TRY IT:
Make an exact copy of all the records that follow, apart from the pictures.

[Data about app and page elements]

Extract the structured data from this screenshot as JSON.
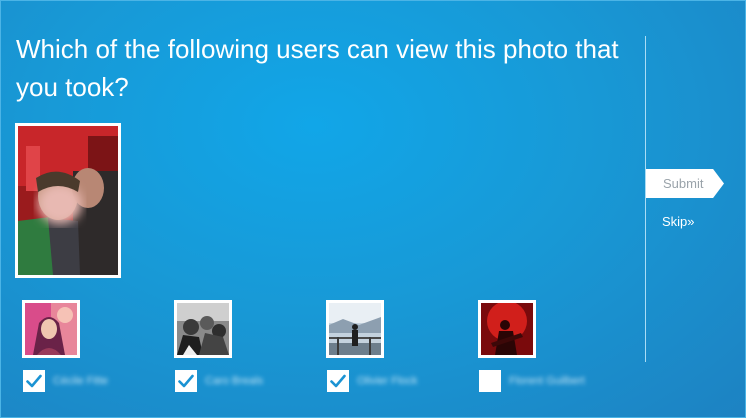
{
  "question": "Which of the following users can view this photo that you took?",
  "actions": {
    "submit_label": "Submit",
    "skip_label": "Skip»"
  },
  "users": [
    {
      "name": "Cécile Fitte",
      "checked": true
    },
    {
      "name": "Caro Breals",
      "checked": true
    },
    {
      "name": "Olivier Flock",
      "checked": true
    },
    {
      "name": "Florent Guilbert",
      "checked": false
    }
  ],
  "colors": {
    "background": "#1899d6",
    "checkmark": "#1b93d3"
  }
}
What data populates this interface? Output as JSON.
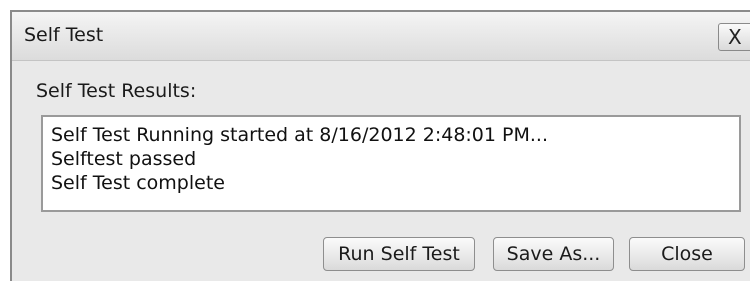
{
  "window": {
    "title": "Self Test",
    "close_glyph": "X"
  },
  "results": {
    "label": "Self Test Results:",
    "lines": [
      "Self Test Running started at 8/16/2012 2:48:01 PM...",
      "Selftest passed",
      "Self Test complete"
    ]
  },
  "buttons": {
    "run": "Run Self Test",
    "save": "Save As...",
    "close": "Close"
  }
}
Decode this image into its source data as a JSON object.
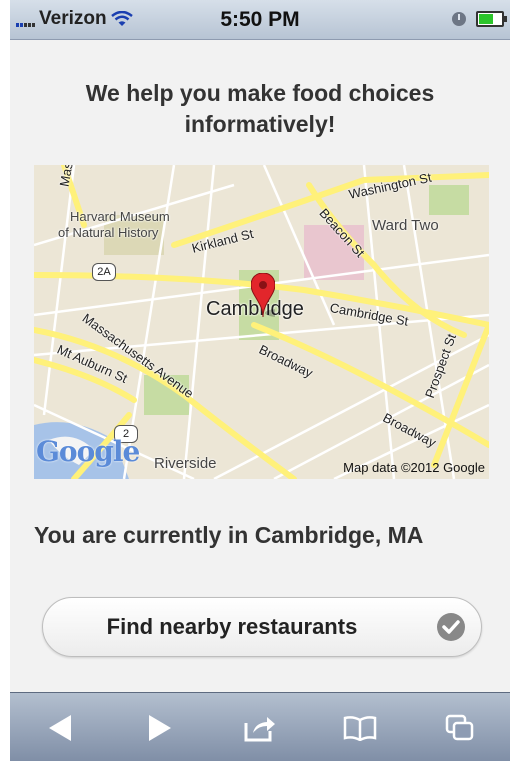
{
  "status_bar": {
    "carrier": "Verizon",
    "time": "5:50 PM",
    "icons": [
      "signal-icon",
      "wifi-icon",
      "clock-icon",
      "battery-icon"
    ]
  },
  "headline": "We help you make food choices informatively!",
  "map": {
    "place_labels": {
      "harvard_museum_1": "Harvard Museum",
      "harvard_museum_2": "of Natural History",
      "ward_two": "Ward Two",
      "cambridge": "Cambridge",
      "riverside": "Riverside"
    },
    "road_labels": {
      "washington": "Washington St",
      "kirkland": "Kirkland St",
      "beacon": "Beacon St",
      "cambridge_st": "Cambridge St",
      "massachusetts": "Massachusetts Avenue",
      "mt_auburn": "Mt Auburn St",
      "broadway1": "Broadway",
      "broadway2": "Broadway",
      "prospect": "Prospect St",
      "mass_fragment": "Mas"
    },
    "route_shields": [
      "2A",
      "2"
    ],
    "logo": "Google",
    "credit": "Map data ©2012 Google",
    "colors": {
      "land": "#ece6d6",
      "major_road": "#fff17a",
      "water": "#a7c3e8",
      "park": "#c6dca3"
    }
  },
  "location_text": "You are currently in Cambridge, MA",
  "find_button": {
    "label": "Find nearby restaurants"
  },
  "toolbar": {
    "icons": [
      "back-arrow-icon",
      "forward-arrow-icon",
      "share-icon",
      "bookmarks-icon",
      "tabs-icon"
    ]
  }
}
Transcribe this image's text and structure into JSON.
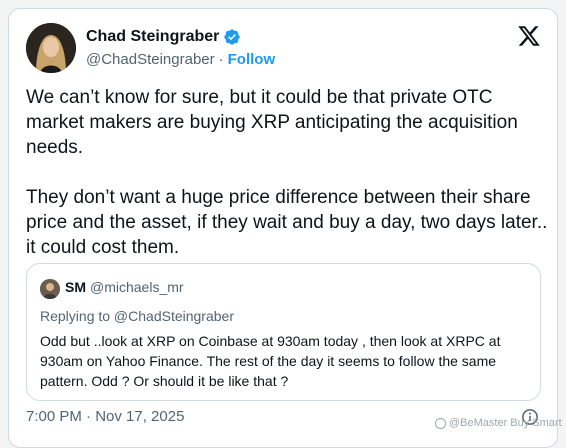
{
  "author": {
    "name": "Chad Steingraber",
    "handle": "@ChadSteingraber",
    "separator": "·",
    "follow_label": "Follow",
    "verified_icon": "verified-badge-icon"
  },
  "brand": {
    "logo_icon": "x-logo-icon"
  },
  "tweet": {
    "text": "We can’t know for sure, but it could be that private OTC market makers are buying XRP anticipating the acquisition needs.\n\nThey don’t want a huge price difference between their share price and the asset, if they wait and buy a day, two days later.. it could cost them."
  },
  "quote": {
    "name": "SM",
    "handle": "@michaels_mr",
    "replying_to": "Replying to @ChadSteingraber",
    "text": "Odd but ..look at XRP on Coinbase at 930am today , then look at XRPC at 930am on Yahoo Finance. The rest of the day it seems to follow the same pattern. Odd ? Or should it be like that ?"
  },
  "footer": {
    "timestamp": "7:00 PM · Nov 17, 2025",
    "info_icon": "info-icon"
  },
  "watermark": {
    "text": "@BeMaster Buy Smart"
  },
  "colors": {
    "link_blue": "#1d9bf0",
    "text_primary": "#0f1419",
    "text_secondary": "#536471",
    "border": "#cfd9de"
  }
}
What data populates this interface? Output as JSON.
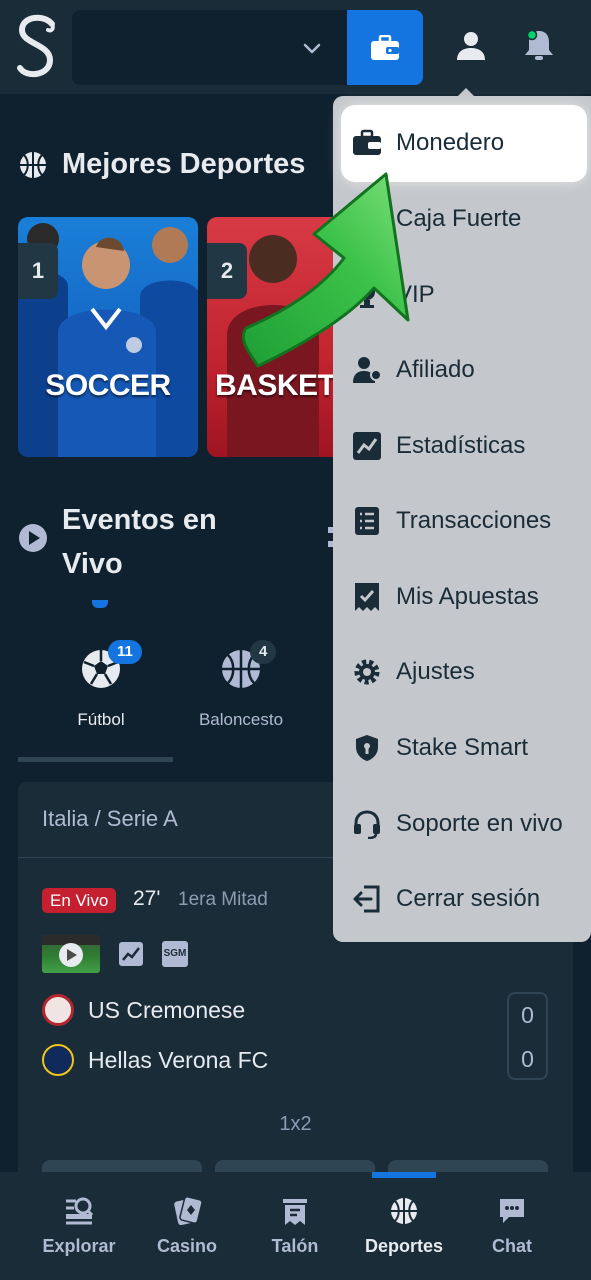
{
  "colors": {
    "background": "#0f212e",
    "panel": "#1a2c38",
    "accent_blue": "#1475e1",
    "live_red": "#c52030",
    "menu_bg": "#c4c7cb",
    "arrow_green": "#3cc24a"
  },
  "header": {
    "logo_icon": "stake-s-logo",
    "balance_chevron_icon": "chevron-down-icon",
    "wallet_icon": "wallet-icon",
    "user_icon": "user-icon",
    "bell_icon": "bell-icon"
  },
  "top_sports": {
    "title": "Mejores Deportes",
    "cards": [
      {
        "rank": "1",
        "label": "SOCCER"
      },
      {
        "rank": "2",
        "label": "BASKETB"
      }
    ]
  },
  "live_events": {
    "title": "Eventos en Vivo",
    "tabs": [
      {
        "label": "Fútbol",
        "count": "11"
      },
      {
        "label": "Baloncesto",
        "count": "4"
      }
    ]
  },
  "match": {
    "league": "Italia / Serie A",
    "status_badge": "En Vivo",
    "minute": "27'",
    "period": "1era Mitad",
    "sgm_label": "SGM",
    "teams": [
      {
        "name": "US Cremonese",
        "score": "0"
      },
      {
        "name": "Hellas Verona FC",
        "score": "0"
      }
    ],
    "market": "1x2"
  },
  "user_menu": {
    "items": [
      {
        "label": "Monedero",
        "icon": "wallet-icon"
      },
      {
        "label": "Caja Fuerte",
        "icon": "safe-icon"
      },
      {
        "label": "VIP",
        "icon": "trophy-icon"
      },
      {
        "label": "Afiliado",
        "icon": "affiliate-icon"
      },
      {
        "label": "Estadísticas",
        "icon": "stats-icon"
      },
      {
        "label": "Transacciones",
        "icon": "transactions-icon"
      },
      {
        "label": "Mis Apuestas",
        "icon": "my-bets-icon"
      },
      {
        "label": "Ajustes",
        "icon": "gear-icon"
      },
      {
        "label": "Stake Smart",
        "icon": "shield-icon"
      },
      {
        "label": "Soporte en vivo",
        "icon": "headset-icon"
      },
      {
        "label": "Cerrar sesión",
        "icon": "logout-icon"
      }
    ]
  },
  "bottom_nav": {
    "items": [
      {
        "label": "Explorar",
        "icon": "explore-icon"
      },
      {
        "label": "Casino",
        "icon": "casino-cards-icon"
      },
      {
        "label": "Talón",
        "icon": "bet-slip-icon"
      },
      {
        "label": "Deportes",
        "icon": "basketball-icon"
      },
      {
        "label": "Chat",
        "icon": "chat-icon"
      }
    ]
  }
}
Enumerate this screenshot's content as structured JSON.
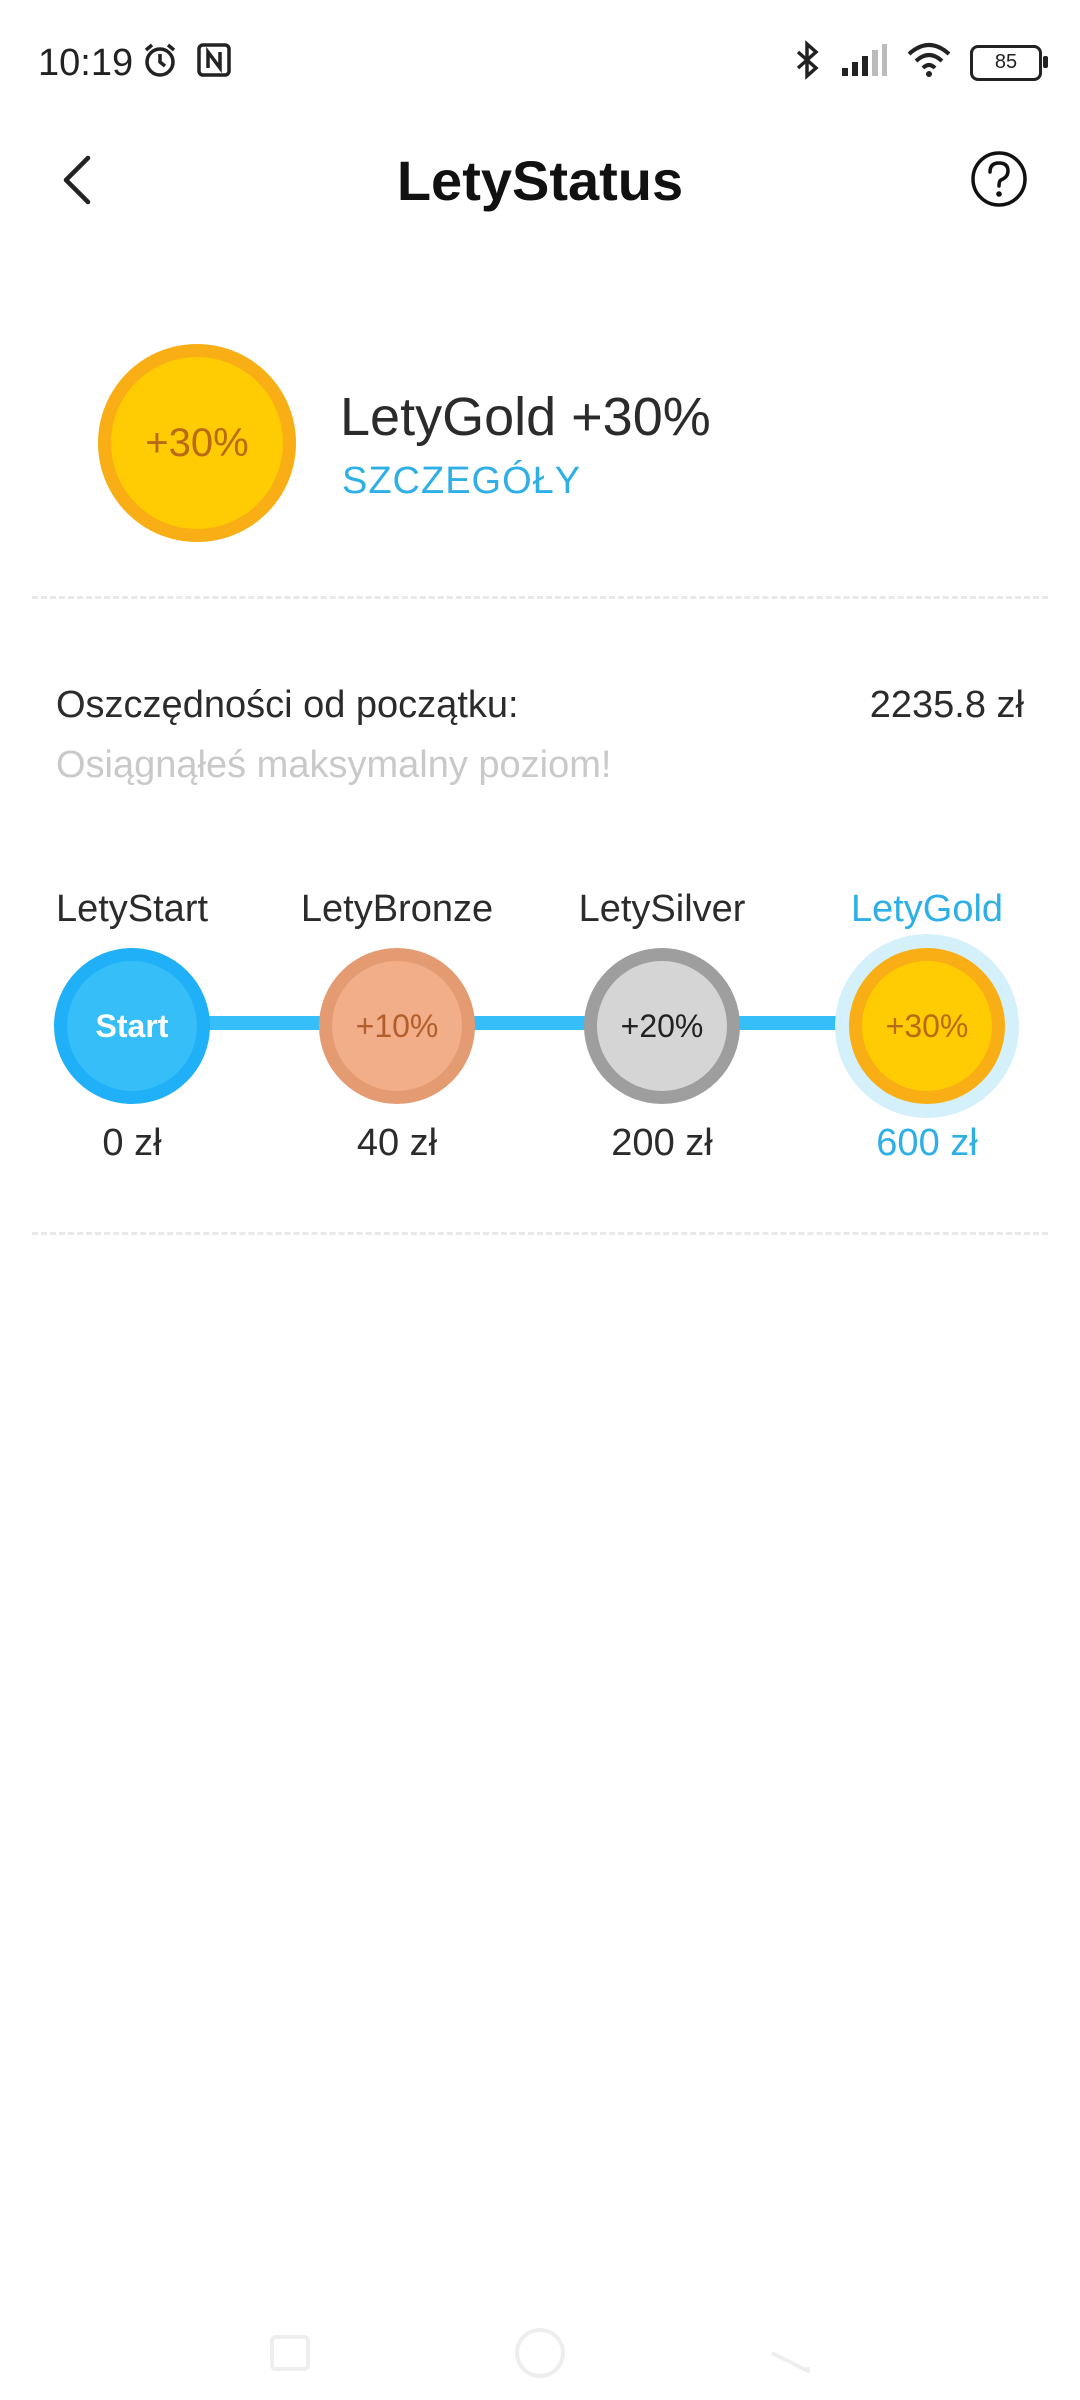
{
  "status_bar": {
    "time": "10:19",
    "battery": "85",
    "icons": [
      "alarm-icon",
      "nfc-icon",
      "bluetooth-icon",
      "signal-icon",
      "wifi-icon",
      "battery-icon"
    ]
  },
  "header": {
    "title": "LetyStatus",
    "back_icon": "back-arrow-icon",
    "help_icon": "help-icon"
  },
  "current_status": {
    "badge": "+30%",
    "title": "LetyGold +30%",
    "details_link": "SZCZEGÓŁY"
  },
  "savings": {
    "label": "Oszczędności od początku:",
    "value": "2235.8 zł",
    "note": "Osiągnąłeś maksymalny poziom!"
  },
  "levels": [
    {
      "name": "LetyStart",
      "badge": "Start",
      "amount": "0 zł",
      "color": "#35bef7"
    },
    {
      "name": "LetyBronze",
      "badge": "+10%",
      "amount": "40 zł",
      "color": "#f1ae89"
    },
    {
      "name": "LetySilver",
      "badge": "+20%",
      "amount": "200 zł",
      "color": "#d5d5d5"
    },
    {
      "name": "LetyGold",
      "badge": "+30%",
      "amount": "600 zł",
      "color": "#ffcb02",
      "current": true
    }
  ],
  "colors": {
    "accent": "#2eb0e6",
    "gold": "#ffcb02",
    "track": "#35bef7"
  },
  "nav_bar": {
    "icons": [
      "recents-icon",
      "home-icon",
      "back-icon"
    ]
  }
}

OUTPUT:
Extract the structured data from this screenshot as JSON.
{
  "question": "Which of the following users can view this photo that you took?",
  "actions": {
    "submit_label": "Submit",
    "skip_label": "Skip»"
  },
  "users": [
    {
      "name": "Cécile Fitte",
      "checked": true
    },
    {
      "name": "Caro Breals",
      "checked": true
    },
    {
      "name": "Olivier Flock",
      "checked": true
    },
    {
      "name": "Florent Guilbert",
      "checked": false
    }
  ],
  "colors": {
    "background": "#1899d6",
    "checkmark": "#1b93d3"
  }
}
What data populates this interface? Output as JSON.
{
  "window": {
    "title": "Self Test",
    "close_glyph": "X"
  },
  "results": {
    "label": "Self Test Results:",
    "lines": [
      "Self Test Running started at 8/16/2012 2:48:01 PM...",
      "Selftest passed",
      "Self Test complete"
    ]
  },
  "buttons": {
    "run": "Run Self Test",
    "save": "Save As...",
    "close": "Close"
  }
}
Decode this image into its source data as a JSON object.
{
  "status_bar": {
    "carrier": "Verizon",
    "time": "5:50 PM",
    "icons": [
      "signal-icon",
      "wifi-icon",
      "clock-icon",
      "battery-icon"
    ]
  },
  "headline": "We help you make food choices informatively!",
  "map": {
    "place_labels": {
      "harvard_museum_1": "Harvard Museum",
      "harvard_museum_2": "of Natural History",
      "ward_two": "Ward Two",
      "cambridge": "Cambridge",
      "riverside": "Riverside"
    },
    "road_labels": {
      "washington": "Washington St",
      "kirkland": "Kirkland St",
      "beacon": "Beacon St",
      "cambridge_st": "Cambridge St",
      "massachusetts": "Massachusetts Avenue",
      "mt_auburn": "Mt Auburn St",
      "broadway1": "Broadway",
      "broadway2": "Broadway",
      "prospect": "Prospect St",
      "mass_fragment": "Mas"
    },
    "route_shields": [
      "2A",
      "2"
    ],
    "logo": "Google",
    "credit": "Map data ©2012 Google",
    "colors": {
      "land": "#ece6d6",
      "major_road": "#fff17a",
      "water": "#a7c3e8",
      "park": "#c6dca3"
    }
  },
  "location_text": "You are currently in Cambridge, MA",
  "find_button": {
    "label": "Find nearby restaurants"
  },
  "toolbar": {
    "icons": [
      "back-arrow-icon",
      "forward-arrow-icon",
      "share-icon",
      "bookmarks-icon",
      "tabs-icon"
    ]
  }
}
Transcribe this image's text and structure into JSON.
{
  "author": {
    "name": "Chad Steingraber",
    "handle": "@ChadSteingraber",
    "separator": "·",
    "follow_label": "Follow",
    "verified_icon": "verified-badge-icon"
  },
  "brand": {
    "logo_icon": "x-logo-icon"
  },
  "tweet": {
    "text": "We can’t know for sure, but it could be that private OTC market makers are buying XRP anticipating the acquisition needs.\n\nThey don’t want a huge price difference between their share price and the asset, if they wait and buy a day, two days later.. it could cost them."
  },
  "quote": {
    "name": "SM",
    "handle": "@michaels_mr",
    "replying_to": "Replying to @ChadSteingraber",
    "text": "Odd but ..look at XRP on Coinbase at 930am today , then look at XRPC at 930am on Yahoo Finance. The rest of the day it seems to follow the same pattern. Odd ? Or should it be like that ?"
  },
  "footer": {
    "timestamp": "7:00 PM · Nov 17, 2025",
    "info_icon": "info-icon"
  },
  "watermark": {
    "text": "@BeMaster Buy Smart"
  },
  "colors": {
    "link_blue": "#1d9bf0",
    "text_primary": "#0f1419",
    "text_secondary": "#536471",
    "border": "#cfd9de"
  }
}
What data populates this interface? Output as JSON.
{
  "colors": {
    "background": "#0f212e",
    "panel": "#1a2c38",
    "accent_blue": "#1475e1",
    "live_red": "#c52030",
    "menu_bg": "#c4c7cb",
    "arrow_green": "#3cc24a"
  },
  "header": {
    "logo_icon": "stake-s-logo",
    "balance_chevron_icon": "chevron-down-icon",
    "wallet_icon": "wallet-icon",
    "user_icon": "user-icon",
    "bell_icon": "bell-icon"
  },
  "top_sports": {
    "title": "Mejores Deportes",
    "cards": [
      {
        "rank": "1",
        "label": "SOCCER"
      },
      {
        "rank": "2",
        "label": "BASKETB"
      }
    ]
  },
  "live_events": {
    "title": "Eventos en Vivo",
    "tabs": [
      {
        "label": "Fútbol",
        "count": "11"
      },
      {
        "label": "Baloncesto",
        "count": "4"
      }
    ]
  },
  "match": {
    "league": "Italia / Serie A",
    "status_badge": "En Vivo",
    "minute": "27'",
    "period": "1era Mitad",
    "sgm_label": "SGM",
    "teams": [
      {
        "name": "US Cremonese",
        "score": "0"
      },
      {
        "name": "Hellas Verona FC",
        "score": "0"
      }
    ],
    "market": "1x2"
  },
  "user_menu": {
    "items": [
      {
        "label": "Monedero",
        "icon": "wallet-icon"
      },
      {
        "label": "Caja Fuerte",
        "icon": "safe-icon"
      },
      {
        "label": "VIP",
        "icon": "trophy-icon"
      },
      {
        "label": "Afiliado",
        "icon": "affiliate-icon"
      },
      {
        "label": "Estadísticas",
        "icon": "stats-icon"
      },
      {
        "label": "Transacciones",
        "icon": "transactions-icon"
      },
      {
        "label": "Mis Apuestas",
        "icon": "my-bets-icon"
      },
      {
        "label": "Ajustes",
        "icon": "gear-icon"
      },
      {
        "label": "Stake Smart",
        "icon": "shield-icon"
      },
      {
        "label": "Soporte en vivo",
        "icon": "headset-icon"
      },
      {
        "label": "Cerrar sesión",
        "icon": "logout-icon"
      }
    ]
  },
  "bottom_nav": {
    "items": [
      {
        "label": "Explorar",
        "icon": "explore-icon"
      },
      {
        "label": "Casino",
        "icon": "casino-cards-icon"
      },
      {
        "label": "Talón",
        "icon": "bet-slip-icon"
      },
      {
        "label": "Deportes",
        "icon": "basketball-icon"
      },
      {
        "label": "Chat",
        "icon": "chat-icon"
      }
    ]
  }
}
Enumerate this screenshot's content as structured JSON.
{
  "status_bar": {
    "time": "10:19",
    "battery": "85",
    "icons": [
      "alarm-icon",
      "nfc-icon",
      "bluetooth-icon",
      "signal-icon",
      "wifi-icon",
      "battery-icon"
    ]
  },
  "header": {
    "title": "LetyStatus",
    "back_icon": "back-arrow-icon",
    "help_icon": "help-icon"
  },
  "current_status": {
    "badge": "+30%",
    "title": "LetyGold +30%",
    "details_link": "SZCZEGÓŁY"
  },
  "savings": {
    "label": "Oszczędności od początku:",
    "value": "2235.8 zł",
    "note": "Osiągnąłeś maksymalny poziom!"
  },
  "levels": [
    {
      "name": "LetyStart",
      "badge": "Start",
      "amount": "0 zł",
      "color": "#35bef7"
    },
    {
      "name": "LetyBronze",
      "badge": "+10%",
      "amount": "40 zł",
      "color": "#f1ae89"
    },
    {
      "name": "LetySilver",
      "badge": "+20%",
      "amount": "200 zł",
      "color": "#d5d5d5"
    },
    {
      "name": "LetyGold",
      "badge": "+30%",
      "amount": "600 zł",
      "color": "#ffcb02",
      "current": true
    }
  ],
  "colors": {
    "accent": "#2eb0e6",
    "gold": "#ffcb02",
    "track": "#35bef7"
  },
  "nav_bar": {
    "icons": [
      "recents-icon",
      "home-icon",
      "back-icon"
    ]
  }
}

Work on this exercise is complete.